The Organisation of Welfare Services on Quasi-Markets - a Study of Elderly Care in Sweden

Thursday, 19 July 2018: 09:00
Oral Presentation
Henrik LOODIN, Lund University, Sweden
This paper examines how a Scandinavian country organises elderly care as a welfare service on a quasi-market. More specifically, it deals with how public officers work with meeting citizens’ need and demand, while at the same time struggle with political decrees, changes in the political climate, as well as the whims of the market. Swedish elderly care is used as an example of how a welfare service is organised on a market in which care needs and state financed subsidies intersect with private and public actors. The Swedish welfare regime traditionally seeks to de-familiarise welfare services and de-commodify citizens.The aim is to unburden families of unpaid welfare service work and secure individual welfare from market failures. Since the end of 1900, however, the model has been reformed in terms of opening up the market for private actors to organise and deliver elderly care.

The study is based on three different empirical sources. First, a survey was conducted on elderly people living in a mid-sized Swedish city and who applied for a retirement home in 2014. Second, qualitative interviews was conducted with public officers responsible for the placement of elderly. Third, a text analysis was made on significant policy documents that frame the practice of the public officers.

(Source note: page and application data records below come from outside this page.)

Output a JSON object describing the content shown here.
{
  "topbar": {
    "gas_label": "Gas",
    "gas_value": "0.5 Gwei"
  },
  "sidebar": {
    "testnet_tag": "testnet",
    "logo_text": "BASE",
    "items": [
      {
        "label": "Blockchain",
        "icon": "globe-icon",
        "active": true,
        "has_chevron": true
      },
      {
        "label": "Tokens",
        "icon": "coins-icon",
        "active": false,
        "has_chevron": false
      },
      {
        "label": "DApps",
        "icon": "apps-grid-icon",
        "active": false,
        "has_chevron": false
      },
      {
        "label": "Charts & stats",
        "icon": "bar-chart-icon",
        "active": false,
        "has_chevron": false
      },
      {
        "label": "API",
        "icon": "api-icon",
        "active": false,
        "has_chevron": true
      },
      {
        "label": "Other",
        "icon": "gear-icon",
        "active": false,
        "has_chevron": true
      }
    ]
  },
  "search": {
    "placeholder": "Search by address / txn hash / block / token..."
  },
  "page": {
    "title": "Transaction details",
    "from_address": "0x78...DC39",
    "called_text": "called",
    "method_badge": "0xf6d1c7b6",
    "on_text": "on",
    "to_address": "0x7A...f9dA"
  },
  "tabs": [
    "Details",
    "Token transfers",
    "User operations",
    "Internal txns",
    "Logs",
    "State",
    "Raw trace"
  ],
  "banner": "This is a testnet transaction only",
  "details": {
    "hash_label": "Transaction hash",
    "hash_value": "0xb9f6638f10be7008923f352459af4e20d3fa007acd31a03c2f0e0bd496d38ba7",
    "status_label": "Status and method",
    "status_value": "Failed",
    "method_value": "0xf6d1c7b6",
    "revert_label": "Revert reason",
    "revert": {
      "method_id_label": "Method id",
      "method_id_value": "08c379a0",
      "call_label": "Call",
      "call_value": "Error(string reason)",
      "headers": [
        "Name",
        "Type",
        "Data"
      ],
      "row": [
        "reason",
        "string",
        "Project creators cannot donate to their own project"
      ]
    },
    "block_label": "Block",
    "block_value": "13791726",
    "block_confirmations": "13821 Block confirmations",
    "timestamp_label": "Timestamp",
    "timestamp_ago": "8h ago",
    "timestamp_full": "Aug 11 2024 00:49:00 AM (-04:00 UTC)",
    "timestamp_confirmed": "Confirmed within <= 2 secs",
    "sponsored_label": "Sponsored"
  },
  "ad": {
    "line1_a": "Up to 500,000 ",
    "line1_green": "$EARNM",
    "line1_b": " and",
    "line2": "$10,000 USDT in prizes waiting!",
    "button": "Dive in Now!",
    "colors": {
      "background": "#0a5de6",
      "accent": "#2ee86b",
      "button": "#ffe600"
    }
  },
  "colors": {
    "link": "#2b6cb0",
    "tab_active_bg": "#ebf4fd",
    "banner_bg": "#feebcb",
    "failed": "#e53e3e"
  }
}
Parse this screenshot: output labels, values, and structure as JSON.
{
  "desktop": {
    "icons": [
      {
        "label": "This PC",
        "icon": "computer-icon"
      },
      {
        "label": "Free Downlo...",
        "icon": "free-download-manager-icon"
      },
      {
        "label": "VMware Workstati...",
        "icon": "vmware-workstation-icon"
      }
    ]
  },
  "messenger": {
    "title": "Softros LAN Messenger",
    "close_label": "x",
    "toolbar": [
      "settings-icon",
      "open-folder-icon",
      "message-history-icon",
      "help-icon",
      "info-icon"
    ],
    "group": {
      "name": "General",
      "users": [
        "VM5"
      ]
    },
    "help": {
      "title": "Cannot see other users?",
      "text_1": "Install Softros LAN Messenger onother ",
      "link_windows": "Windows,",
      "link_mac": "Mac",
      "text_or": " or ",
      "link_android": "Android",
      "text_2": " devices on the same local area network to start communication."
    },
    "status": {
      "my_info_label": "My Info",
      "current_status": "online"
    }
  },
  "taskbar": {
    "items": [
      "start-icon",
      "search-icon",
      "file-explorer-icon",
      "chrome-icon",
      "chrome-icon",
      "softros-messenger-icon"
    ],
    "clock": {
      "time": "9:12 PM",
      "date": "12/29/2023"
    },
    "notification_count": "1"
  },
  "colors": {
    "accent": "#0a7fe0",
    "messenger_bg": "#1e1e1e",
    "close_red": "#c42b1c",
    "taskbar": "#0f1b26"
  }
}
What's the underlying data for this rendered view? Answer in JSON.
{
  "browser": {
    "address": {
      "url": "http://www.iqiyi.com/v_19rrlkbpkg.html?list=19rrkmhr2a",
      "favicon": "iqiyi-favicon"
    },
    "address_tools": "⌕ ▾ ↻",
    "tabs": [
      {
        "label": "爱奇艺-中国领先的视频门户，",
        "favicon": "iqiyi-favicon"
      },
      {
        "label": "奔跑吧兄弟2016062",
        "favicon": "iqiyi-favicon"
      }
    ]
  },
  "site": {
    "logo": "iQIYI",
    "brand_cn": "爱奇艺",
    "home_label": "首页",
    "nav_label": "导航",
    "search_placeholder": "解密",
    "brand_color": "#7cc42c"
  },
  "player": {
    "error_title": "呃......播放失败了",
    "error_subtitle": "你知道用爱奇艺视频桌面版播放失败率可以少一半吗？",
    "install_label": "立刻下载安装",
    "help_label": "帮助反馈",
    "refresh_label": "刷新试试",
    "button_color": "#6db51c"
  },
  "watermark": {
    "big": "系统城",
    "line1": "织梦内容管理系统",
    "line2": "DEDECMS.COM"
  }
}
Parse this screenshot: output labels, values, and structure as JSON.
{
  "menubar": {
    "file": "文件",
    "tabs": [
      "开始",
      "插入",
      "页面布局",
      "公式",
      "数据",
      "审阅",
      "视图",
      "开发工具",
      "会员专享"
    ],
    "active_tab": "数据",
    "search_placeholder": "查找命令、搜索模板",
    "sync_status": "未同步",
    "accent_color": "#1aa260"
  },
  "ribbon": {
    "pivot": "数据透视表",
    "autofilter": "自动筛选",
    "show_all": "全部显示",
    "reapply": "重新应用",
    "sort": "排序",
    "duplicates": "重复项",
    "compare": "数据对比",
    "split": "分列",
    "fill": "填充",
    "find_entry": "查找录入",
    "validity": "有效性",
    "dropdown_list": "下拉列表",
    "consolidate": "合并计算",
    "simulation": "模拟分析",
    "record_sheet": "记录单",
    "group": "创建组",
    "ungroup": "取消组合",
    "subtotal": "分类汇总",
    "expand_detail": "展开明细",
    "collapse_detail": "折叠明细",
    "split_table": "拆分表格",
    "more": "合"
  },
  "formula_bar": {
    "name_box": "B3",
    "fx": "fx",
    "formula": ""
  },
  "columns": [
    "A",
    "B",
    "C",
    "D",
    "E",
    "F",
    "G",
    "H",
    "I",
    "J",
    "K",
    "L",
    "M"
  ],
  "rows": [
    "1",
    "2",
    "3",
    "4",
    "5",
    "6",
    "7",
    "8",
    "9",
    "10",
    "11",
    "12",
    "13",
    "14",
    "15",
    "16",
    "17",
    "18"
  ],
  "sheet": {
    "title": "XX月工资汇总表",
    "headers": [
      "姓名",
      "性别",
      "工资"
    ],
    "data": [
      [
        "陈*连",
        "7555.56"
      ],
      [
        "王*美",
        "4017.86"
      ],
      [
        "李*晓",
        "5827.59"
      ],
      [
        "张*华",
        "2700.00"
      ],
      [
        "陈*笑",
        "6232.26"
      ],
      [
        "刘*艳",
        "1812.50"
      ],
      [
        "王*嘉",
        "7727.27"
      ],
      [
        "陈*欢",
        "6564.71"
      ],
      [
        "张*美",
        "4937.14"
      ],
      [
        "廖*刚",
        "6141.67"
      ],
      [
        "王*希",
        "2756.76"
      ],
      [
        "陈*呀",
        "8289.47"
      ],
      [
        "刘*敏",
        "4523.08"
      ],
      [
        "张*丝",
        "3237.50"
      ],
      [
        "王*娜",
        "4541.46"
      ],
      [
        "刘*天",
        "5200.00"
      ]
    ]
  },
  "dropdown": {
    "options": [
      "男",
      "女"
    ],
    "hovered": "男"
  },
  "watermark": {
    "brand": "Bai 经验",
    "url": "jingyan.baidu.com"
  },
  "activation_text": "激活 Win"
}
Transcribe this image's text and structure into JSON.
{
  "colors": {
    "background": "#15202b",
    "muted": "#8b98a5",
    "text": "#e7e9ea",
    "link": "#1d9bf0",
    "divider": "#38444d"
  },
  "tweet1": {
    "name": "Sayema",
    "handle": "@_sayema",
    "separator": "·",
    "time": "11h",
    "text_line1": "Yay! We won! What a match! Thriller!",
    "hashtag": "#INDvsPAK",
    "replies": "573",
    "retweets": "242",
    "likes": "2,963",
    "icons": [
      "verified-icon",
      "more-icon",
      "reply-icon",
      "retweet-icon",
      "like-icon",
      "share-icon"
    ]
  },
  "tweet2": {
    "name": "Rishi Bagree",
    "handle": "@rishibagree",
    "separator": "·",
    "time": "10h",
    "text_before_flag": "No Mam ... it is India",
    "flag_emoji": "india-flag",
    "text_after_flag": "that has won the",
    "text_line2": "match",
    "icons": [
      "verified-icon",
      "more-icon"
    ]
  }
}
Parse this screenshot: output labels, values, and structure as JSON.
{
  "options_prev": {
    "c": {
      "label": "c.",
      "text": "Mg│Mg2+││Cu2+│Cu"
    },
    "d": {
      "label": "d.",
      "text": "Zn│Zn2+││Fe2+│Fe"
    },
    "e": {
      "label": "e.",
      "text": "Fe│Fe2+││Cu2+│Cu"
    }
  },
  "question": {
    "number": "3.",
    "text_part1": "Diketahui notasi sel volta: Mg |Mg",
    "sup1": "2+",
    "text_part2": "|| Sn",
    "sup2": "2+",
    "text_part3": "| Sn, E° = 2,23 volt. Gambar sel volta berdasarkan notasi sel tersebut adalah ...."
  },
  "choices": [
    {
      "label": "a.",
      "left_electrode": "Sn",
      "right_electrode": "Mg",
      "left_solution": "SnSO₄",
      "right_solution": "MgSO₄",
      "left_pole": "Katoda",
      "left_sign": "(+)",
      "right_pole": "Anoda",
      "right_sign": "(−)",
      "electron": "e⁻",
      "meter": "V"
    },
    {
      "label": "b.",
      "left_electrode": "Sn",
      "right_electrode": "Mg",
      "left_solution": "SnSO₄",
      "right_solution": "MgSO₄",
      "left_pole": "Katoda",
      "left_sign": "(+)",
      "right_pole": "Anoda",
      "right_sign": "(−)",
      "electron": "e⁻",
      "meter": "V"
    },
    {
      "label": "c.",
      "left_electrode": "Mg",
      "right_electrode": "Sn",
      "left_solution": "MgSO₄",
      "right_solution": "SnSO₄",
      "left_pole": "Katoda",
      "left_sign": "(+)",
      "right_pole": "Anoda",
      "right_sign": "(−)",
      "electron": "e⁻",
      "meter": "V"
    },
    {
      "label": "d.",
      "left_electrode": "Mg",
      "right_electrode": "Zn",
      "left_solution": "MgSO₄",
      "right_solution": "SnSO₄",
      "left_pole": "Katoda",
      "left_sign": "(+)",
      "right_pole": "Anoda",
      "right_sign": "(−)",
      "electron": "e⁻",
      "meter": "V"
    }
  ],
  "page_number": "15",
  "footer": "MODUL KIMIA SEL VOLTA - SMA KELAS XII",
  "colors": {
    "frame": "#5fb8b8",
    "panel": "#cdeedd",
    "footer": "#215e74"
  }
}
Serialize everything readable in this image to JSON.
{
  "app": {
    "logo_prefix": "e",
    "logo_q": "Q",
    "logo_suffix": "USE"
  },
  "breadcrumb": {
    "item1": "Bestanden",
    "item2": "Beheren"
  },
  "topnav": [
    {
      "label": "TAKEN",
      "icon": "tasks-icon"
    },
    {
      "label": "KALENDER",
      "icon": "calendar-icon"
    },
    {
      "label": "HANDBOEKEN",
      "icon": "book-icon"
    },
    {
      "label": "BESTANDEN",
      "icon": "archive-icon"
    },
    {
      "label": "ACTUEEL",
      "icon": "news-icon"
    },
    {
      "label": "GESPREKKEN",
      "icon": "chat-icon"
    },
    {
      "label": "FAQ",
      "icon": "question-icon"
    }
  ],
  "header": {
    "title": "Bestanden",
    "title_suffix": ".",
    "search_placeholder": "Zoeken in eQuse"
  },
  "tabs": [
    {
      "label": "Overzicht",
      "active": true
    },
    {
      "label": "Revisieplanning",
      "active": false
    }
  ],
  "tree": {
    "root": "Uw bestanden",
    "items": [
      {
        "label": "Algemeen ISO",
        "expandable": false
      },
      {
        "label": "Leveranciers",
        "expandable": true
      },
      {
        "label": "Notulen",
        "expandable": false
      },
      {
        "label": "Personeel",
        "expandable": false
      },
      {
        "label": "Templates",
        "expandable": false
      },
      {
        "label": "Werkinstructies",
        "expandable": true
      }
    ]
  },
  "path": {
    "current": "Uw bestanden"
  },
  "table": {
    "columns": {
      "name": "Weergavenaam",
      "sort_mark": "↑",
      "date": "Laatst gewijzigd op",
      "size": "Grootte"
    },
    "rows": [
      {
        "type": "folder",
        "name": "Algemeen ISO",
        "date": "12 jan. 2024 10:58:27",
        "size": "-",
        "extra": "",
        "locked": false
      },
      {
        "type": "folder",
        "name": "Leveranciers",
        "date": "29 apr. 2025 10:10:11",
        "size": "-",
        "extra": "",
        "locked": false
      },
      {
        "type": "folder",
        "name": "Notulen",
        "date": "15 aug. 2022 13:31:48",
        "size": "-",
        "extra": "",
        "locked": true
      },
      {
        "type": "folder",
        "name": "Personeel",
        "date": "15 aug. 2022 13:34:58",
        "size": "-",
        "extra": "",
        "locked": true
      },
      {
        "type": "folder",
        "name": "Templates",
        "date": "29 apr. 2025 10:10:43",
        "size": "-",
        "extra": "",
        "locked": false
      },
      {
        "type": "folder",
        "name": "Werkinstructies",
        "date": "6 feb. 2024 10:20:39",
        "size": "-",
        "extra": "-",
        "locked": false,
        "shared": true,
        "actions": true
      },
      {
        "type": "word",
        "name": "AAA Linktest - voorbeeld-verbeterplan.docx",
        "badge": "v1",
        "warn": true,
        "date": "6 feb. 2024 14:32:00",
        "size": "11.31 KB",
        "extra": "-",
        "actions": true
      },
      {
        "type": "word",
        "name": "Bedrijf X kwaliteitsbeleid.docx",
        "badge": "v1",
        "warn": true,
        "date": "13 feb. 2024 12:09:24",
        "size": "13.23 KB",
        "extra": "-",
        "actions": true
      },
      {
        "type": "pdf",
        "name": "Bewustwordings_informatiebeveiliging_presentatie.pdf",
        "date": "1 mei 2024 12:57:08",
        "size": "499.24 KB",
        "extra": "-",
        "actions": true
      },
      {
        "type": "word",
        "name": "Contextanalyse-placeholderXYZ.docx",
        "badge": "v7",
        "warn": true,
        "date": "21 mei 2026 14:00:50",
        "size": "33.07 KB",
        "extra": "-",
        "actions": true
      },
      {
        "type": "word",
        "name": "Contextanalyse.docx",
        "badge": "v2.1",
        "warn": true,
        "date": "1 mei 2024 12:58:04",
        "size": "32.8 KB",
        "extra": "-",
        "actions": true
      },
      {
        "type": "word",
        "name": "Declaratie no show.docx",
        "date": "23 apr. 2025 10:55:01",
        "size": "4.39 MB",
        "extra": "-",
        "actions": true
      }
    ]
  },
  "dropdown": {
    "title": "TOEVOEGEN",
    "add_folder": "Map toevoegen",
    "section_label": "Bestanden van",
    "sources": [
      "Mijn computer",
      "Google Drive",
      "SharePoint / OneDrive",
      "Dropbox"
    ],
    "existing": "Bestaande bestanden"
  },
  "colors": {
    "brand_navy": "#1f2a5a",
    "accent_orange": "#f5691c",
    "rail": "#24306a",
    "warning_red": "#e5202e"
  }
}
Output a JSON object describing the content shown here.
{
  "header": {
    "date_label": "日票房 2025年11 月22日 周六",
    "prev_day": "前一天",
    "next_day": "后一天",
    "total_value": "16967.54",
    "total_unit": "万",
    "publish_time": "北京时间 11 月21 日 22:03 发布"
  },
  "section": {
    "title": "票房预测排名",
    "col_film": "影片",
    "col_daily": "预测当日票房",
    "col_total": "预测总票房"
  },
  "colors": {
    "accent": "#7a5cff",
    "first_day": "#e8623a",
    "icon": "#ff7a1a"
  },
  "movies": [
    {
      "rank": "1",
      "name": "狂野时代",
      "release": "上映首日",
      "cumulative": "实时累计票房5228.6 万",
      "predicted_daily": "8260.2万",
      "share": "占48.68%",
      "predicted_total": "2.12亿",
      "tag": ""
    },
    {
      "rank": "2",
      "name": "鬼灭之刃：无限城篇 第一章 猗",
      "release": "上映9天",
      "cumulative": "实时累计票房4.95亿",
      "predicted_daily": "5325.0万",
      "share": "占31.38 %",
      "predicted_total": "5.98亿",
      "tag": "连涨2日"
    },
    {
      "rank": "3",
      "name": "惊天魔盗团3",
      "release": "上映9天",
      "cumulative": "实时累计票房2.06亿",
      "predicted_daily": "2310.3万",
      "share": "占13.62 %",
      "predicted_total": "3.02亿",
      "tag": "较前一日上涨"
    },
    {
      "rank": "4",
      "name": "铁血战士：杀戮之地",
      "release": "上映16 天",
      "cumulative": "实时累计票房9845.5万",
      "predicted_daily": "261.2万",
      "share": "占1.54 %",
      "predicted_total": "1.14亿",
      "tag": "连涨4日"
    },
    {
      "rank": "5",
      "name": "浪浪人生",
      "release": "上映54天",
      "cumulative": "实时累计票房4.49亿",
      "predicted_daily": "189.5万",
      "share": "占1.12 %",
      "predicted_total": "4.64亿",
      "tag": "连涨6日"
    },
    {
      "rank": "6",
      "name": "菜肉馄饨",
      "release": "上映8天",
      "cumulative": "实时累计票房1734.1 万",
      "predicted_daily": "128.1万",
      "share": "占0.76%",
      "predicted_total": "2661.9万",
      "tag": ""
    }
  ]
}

The findings suggests that the conditions for the organisation of elderly care have changed, the welfare regime’s original aims are contested, and that family relationships is the main determinant for explaining differences in elderly people’s attitudes to living in a retirement home in the future. In addition, the findings reveal the complex tactics that the public officers developed in order to handle the needs and demands of elderly citizens in relation to new ways of governing elderly care.